The 1990s witnessed the dot-com boom, a period of explosive growth for online businesses. Companies like Amazon and eBay emerged, fueled by the promise of a new era of convenient shopping from the comfort of one's home. Online marketplaces offered seemingly endless aisles of products and the allure of 24/7 accessibility. However, this period was not without its turbulences. The dot-com bubble burst in 2000, highlighting the challenges of profitability and competition in the nascent online world. Many ventures folded, leaving behind valuable lessons and a cautious optimism for the future of online retail.
Brick-and-Mortar Adapts, Online Matures: A New Era of Coexistence
The early 2000s saw a period of online maturation. Improved internet access and security fostered consumer confidence, while the rise of mobile shopping with the iPhone in 2007 further propelled online retail forward. Meanwhile, brick-and-mortar stores began to adapt, embracing omnichannel strategies that blended online and offline experiences. Click-and-collect, where customers order online and pick up in-store, became a popular example of this convergence. Physical stores started incorporating digital elements like in-store kiosks and personalized recommendations, recognizing the need to cater to a tech-savvy consumer base.
The Pandemic's Catalyst: A Digital Leap Forward
The COVID-19 pandemic in 2020 acted as a rocket booster for online shopping. With safety concerns and lockdowns in place, consumers turned to their screens in record numbers. E-commerce sales surged, capturing a larger share of the retail pie than ever before. Brick-and-mortar stores faced unprecedented challenges, forcing many to close their doors permanently. This period not only solidified the dominance of online retail but also accelerated the adoption of omnichannel strategies for those physical stores that managed to weather the storm.
The Present and Beyond: Blurring Lines and Embracing Omnichannel
Today, the online vs. brick-and-mortar battleground is no longer a clear-cut divide. Consumers seamlessly switch between channels, seeking convenience, experiences, and value. Omnichannel shopping reigns supreme, with retailers offering a blend of online and offline touchpoints. Social commerce, where consumers buy directly through social media platforms, is another rising trend, blurring the lines between traditional retail and the digital world.
Looking Ahead: What Lies Ahead for Retail?
The future of retail is full of possibilities, driven by technological advancements and evolving consumer preferences. Here are some key trends to watch:
Personalized shopping: AI-powered recommendations and experiences tailored to individual preferences will become increasingly sophisticated, offering a more curated and relevant shopping journey.
Sustainability: Consumers will prioritize eco-friendly options and ethical sourcing, pushing retailers to adopt sustainable practices throughout their supply chains.
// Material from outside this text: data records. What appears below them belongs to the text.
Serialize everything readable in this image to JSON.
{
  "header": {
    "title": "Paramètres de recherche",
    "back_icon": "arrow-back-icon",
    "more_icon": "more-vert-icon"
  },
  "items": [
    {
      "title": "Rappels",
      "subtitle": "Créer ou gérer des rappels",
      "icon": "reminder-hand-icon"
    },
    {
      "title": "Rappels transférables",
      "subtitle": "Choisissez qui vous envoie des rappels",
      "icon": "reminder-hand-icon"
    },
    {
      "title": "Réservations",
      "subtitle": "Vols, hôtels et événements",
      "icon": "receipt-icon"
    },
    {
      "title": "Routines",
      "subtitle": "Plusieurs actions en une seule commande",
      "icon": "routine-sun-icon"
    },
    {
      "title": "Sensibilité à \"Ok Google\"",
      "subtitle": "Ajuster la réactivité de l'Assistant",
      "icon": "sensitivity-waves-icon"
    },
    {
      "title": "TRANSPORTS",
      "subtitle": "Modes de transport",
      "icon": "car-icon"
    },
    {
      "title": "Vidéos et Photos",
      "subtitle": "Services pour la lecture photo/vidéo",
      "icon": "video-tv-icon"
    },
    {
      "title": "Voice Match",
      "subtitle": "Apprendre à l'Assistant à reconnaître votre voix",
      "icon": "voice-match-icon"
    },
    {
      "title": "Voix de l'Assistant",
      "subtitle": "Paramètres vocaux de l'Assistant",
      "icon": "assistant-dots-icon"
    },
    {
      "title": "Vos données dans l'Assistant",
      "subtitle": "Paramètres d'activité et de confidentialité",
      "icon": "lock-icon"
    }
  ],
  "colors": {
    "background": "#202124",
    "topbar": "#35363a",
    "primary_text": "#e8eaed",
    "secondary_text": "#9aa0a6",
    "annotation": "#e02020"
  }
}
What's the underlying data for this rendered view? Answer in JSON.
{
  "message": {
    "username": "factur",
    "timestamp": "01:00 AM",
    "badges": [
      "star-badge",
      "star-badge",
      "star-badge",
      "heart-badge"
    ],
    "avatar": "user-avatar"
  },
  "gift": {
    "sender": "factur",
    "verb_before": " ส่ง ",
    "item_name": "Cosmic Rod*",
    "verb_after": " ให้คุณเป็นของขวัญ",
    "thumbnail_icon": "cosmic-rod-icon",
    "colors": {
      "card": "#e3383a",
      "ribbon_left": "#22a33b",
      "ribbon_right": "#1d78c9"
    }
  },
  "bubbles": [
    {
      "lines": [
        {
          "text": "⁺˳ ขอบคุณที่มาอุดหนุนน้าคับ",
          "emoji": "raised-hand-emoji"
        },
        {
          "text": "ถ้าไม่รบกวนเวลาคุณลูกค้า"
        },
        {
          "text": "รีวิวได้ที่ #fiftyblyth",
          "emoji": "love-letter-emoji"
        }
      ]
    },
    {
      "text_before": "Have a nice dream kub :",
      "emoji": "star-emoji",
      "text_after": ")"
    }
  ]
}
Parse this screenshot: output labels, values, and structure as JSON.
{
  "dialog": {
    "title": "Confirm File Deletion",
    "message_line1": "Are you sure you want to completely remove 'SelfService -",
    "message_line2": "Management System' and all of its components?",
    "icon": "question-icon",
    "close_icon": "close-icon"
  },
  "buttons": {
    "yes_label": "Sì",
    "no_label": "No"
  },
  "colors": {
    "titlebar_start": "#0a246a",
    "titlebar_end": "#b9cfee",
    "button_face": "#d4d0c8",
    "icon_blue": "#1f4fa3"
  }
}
Augmented reality (AR) and virtual reality (VR): Immersive technologies will redefine the shopping experience, allowing virtual try-ons, product visualization, and even virtual store tours.
Ultimately, the future success of retailers will lie in their ability to adapt to these evolving trends and offer a seamless, personalized, and sustainable shopping experience that transcends the online vs. brick-and-mortar divide. The battleground may have shifted, but the quest for consumer satisfaction and engagement remains the ultimate prize.